### [Activity]
Lines with the word "icon" in them must be copied from the records below.

### [Material provided]
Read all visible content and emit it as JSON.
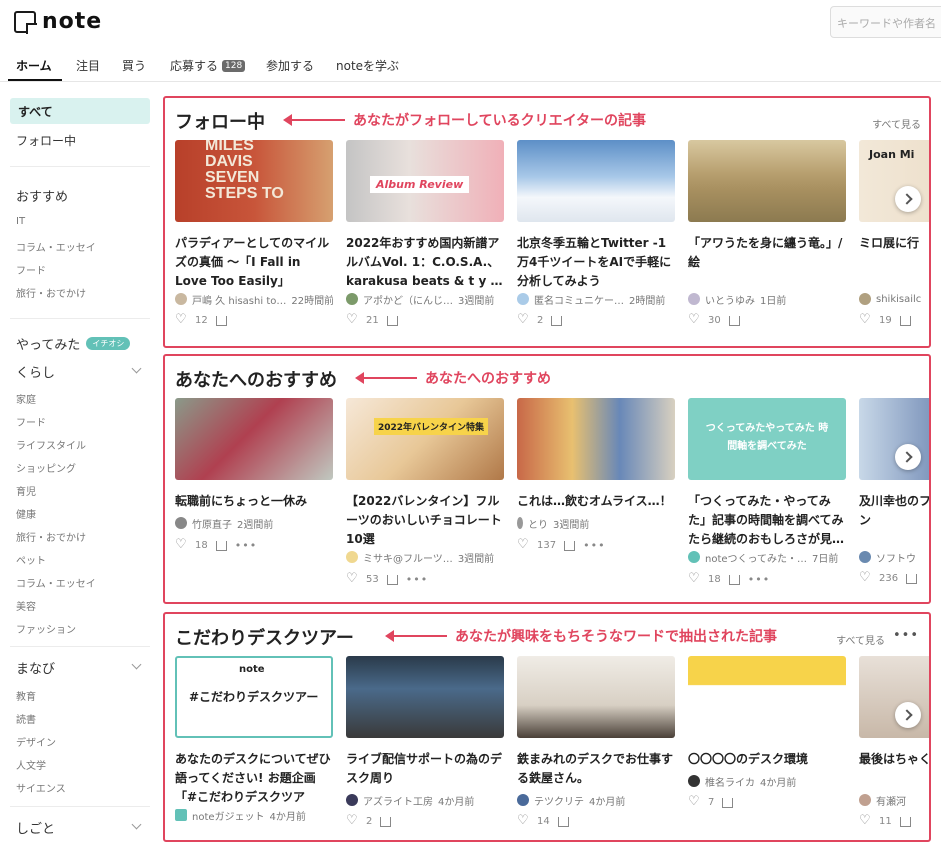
{
  "header": {
    "logo_text": "note",
    "search_placeholder": "キーワードや作者名"
  },
  "tabs": [
    {
      "label": "ホーム",
      "active": true
    },
    {
      "label": "注目"
    },
    {
      "label": "買う"
    },
    {
      "label": "応募する",
      "badge": "128"
    },
    {
      "label": "参加する"
    },
    {
      "label": "noteを学ぶ"
    }
  ],
  "sidebar": {
    "active": "すべて",
    "follow": "フォロー中",
    "groups": [
      {
        "title": "おすすめ",
        "items": [
          "IT",
          "コラム・エッセイ",
          "フード",
          "旅行・おでかけ"
        ]
      },
      {
        "title": "やってみた",
        "badge": "イチオシ"
      },
      {
        "title": "くらし",
        "items": [
          "家庭",
          "フード",
          "ライフスタイル",
          "ショッピング",
          "育児",
          "健康",
          "旅行・おでかけ",
          "ペット",
          "コラム・エッセイ",
          "美容",
          "ファッション"
        ]
      },
      {
        "title": "まなび",
        "items": [
          "教育",
          "読書",
          "デザイン",
          "人文学",
          "サイエンス"
        ]
      },
      {
        "title": "しごと"
      }
    ]
  },
  "sections": [
    {
      "title": "フォロー中",
      "annotation": "あなたがフォローしているクリエイターの記事",
      "see_all": "すべて見る",
      "cards": [
        {
          "title": "パラディアーとしてのマイルズの真価 〜「I Fall in Love Too Easily」",
          "author": "戸嶋 久 hisashi to…",
          "time": "22時間前",
          "likes": "12",
          "thumb_text": "MILES DAVIS SEVEN STEPS TO"
        },
        {
          "title": "2022年おすすめ国内新譜アルバムVol. 1：C.O.S.A.、karakusa beats & t y …",
          "author": "アポかど（にんじ…",
          "time": "3週間前",
          "likes": "21",
          "thumb_text": "Album Review"
        },
        {
          "title": "北京冬季五輪とTwitter -1万4千ツイートをAIで手軽に分析してみよう",
          "author": "匿名コミュニケー…",
          "time": "2時間前",
          "likes": "2"
        },
        {
          "title": "「アワうたを身に纏う竜。」/絵",
          "author": "いとうゆみ",
          "time": "1日前",
          "likes": "30"
        },
        {
          "title": "ミロ展に行",
          "author": "shikisailc",
          "time": "",
          "likes": "19",
          "thumb_text": "Joan Mi"
        }
      ]
    },
    {
      "title": "あなたへのおすすめ",
      "annotation": "あなたへのおすすめ",
      "cards": [
        {
          "title": "転職前にちょっと一休み",
          "author": "竹原直子",
          "time": "2週間前",
          "likes": "18"
        },
        {
          "title": "【2022バレンタイン】フルーツのおいしいチョコレート10選",
          "author": "ミサキ@フルーツ…",
          "time": "3週間前",
          "likes": "53",
          "thumb_text": "2022年バレンタイン特集"
        },
        {
          "title": "これは…飲むオムライス…！",
          "author": "とり",
          "time": "3週間前",
          "likes": "137"
        },
        {
          "title": "「つくってみた・やってみた」記事の時間軸を調べてみたら継続のおもしろさが見…",
          "author": "noteつくってみた・…",
          "time": "7日前",
          "likes": "18",
          "thumb_text": "つくってみたやってみた 時間軸を調べてみた"
        },
        {
          "title": "及川幸也のファースト」ターン",
          "author": "ソフトウ",
          "time": "",
          "likes": "236"
        }
      ]
    },
    {
      "title": "こだわりデスクツアー",
      "annotation": "あなたが興味をもちそうなワードで抽出された記事",
      "see_all": "すべて見る",
      "cards": [
        {
          "title": "あなたのデスクについてぜひ語ってください! お題企画「#こだわりデスクツアー」…",
          "author": "noteガジェット",
          "time": "4か月前",
          "likes": "",
          "thumb_text": "#こだわりデスクツアー",
          "thumb_logo": "note"
        },
        {
          "title": "ライブ配信サポートの為のデスク周り",
          "author": "アズライト工房",
          "time": "4か月前",
          "likes": "2"
        },
        {
          "title": "鉄まみれのデスクでお仕事する鉄屋さん。",
          "author": "テツクリテ",
          "time": "4か月前",
          "likes": "14"
        },
        {
          "title": "〇〇〇〇のデスク環境",
          "author": "椎名ライカ",
          "time": "4か月前",
          "likes": "7"
        },
        {
          "title": "最後はちゃく",
          "author": "有瀬河",
          "time": "",
          "likes": "11"
        }
      ]
    }
  ],
  "colors": {
    "accent": "#e0455e",
    "active_bg": "#d9f2ef",
    "badge_green": "#62c1b7"
  }
}
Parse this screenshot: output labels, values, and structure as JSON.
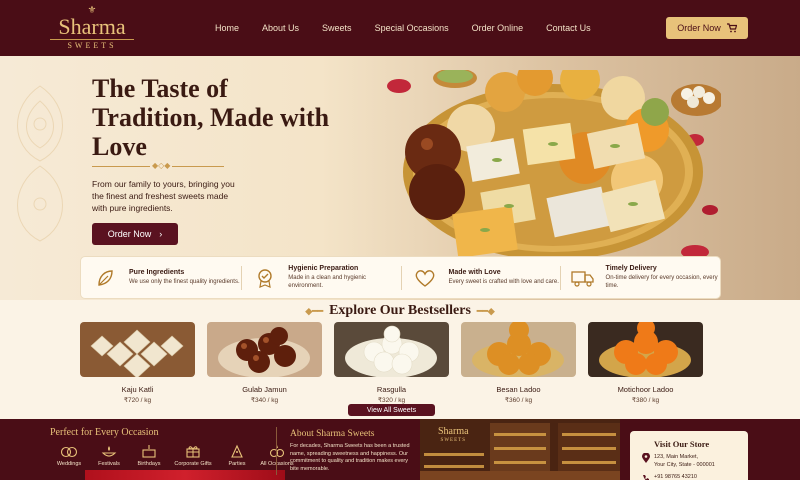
{
  "brand": {
    "name": "Sharma",
    "subtitle": "SWEETS"
  },
  "nav": [
    "Home",
    "About Us",
    "Sweets",
    "Special Occasions",
    "Order Online",
    "Contact Us"
  ],
  "header_cta": "Order Now",
  "hero": {
    "title": "The Taste of Tradition, Made with Love",
    "text": "From our family to yours, bringing you the finest and freshest sweets made with pure ingredients.",
    "cta": "Order Now"
  },
  "features": [
    {
      "icon": "leaf-icon",
      "title": "Pure Ingredients",
      "desc": "We use only the finest quality ingredients."
    },
    {
      "icon": "badge-check-icon",
      "title": "Hygienic Preparation",
      "desc": "Made in a clean and hygienic environment."
    },
    {
      "icon": "heart-icon",
      "title": "Made with Love",
      "desc": "Every sweet is crafted with love and care."
    },
    {
      "icon": "truck-icon",
      "title": "Timely Delivery",
      "desc": "On-time delivery for every occasion, every time."
    }
  ],
  "bestsellers": {
    "title": "Explore Our Bestsellers",
    "items": [
      {
        "name": "Kaju Katli",
        "price": "₹720 / kg"
      },
      {
        "name": "Gulab Jamun",
        "price": "₹340 / kg"
      },
      {
        "name": "Rasgulla",
        "price": "₹320 / kg"
      },
      {
        "name": "Besan Ladoo",
        "price": "₹360 / kg"
      },
      {
        "name": "Motichoor Ladoo",
        "price": "₹380 / kg"
      }
    ],
    "view_all": "View All Sweets"
  },
  "occasions": {
    "title": "Perfect for Every Occasion",
    "items": [
      {
        "icon": "rings-icon",
        "label": "Weddings"
      },
      {
        "icon": "lamp-icon",
        "label": "Festivals"
      },
      {
        "icon": "cake-icon",
        "label": "Birthdays"
      },
      {
        "icon": "gift-icon",
        "label": "Corporate Gifts"
      },
      {
        "icon": "party-icon",
        "label": "Parties"
      },
      {
        "icon": "celebration-icon",
        "label": "All Occasions"
      }
    ]
  },
  "about": {
    "title": "About Sharma Sweets",
    "text": "For decades, Sharma Sweets has been a trusted name, spreading sweetness and happiness. Our commitment to quality and tradition makes every bite memorable."
  },
  "shop_sign": {
    "name": "Sharma",
    "sub": "SWEETS"
  },
  "store": {
    "title": "Visit Our Store",
    "address_line1": "123, Main Market,",
    "address_line2": "Your City, State - 000001",
    "phone": "+91 98765 43210"
  },
  "colors": {
    "maroon": "#4a0d16",
    "gold": "#e8c27a",
    "cream": "#fbf3e6"
  }
}
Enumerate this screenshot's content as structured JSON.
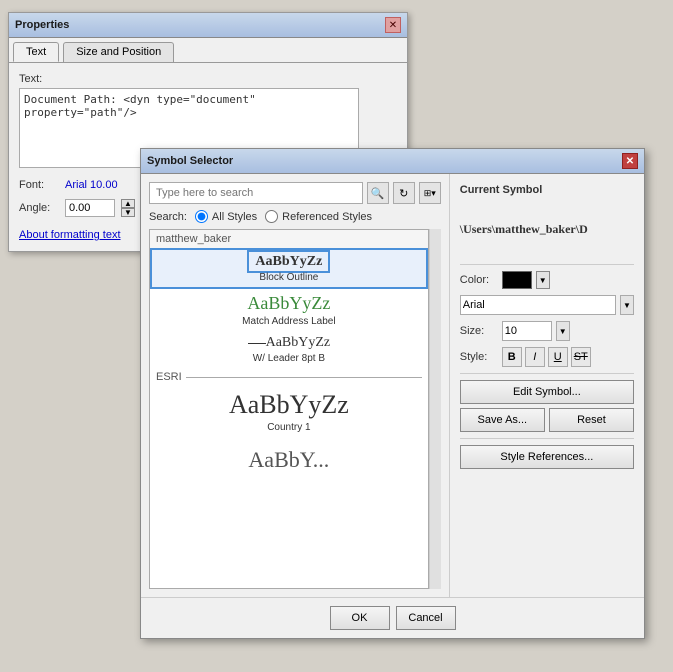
{
  "properties_window": {
    "title": "Properties",
    "tab_text": "Text",
    "tab_size": "Size and Position",
    "field_text_label": "Text:",
    "text_content": "Document Path: <dyn type=\"document\" property=\"path\"/>",
    "font_label": "Font:",
    "font_value": "Arial 10.00",
    "angle_label": "Angle:",
    "angle_value": "0.00",
    "link_text": "About formatting text",
    "close_label": "✕"
  },
  "symbol_selector": {
    "title": "Symbol Selector",
    "close_label": "✕",
    "search_placeholder": "Type here to search",
    "search_label": "Search:",
    "radio_all": "All Styles",
    "radio_ref": "Referenced Styles",
    "group_matthew": "matthew_baker",
    "item1_name": "Block Outline",
    "item2_name": "Match Address Label",
    "item3_name": "W/ Leader 8pt B",
    "group_esri": "ESRI",
    "item4_name": "Country 1",
    "current_symbol_title": "Current Symbol",
    "current_symbol_path": "\\Users\\matthew_baker\\D",
    "color_label": "Color:",
    "font_label": "Arial",
    "size_label": "Size:",
    "size_value": "10",
    "style_label": "Style:",
    "bold_label": "B",
    "italic_label": "I",
    "underline_label": "U",
    "strike_label": "ST",
    "edit_symbol_btn": "Edit Symbol...",
    "save_as_btn": "Save As...",
    "reset_btn": "Reset",
    "style_ref_btn": "Style References...",
    "ok_btn": "OK",
    "cancel_btn": "Cancel"
  }
}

### [Response below]
      "icon": "leaf-icon",
      "icon": "badge-check-icon",
      "icon": "heart-icon",
      "icon": "truck-icon",
        "icon": "rings-icon",
        "icon": "lamp-icon",
        "icon": "cake-icon",
        "icon": "gift-icon",
        "icon": "party-icon",
        "icon": "celebration-icon",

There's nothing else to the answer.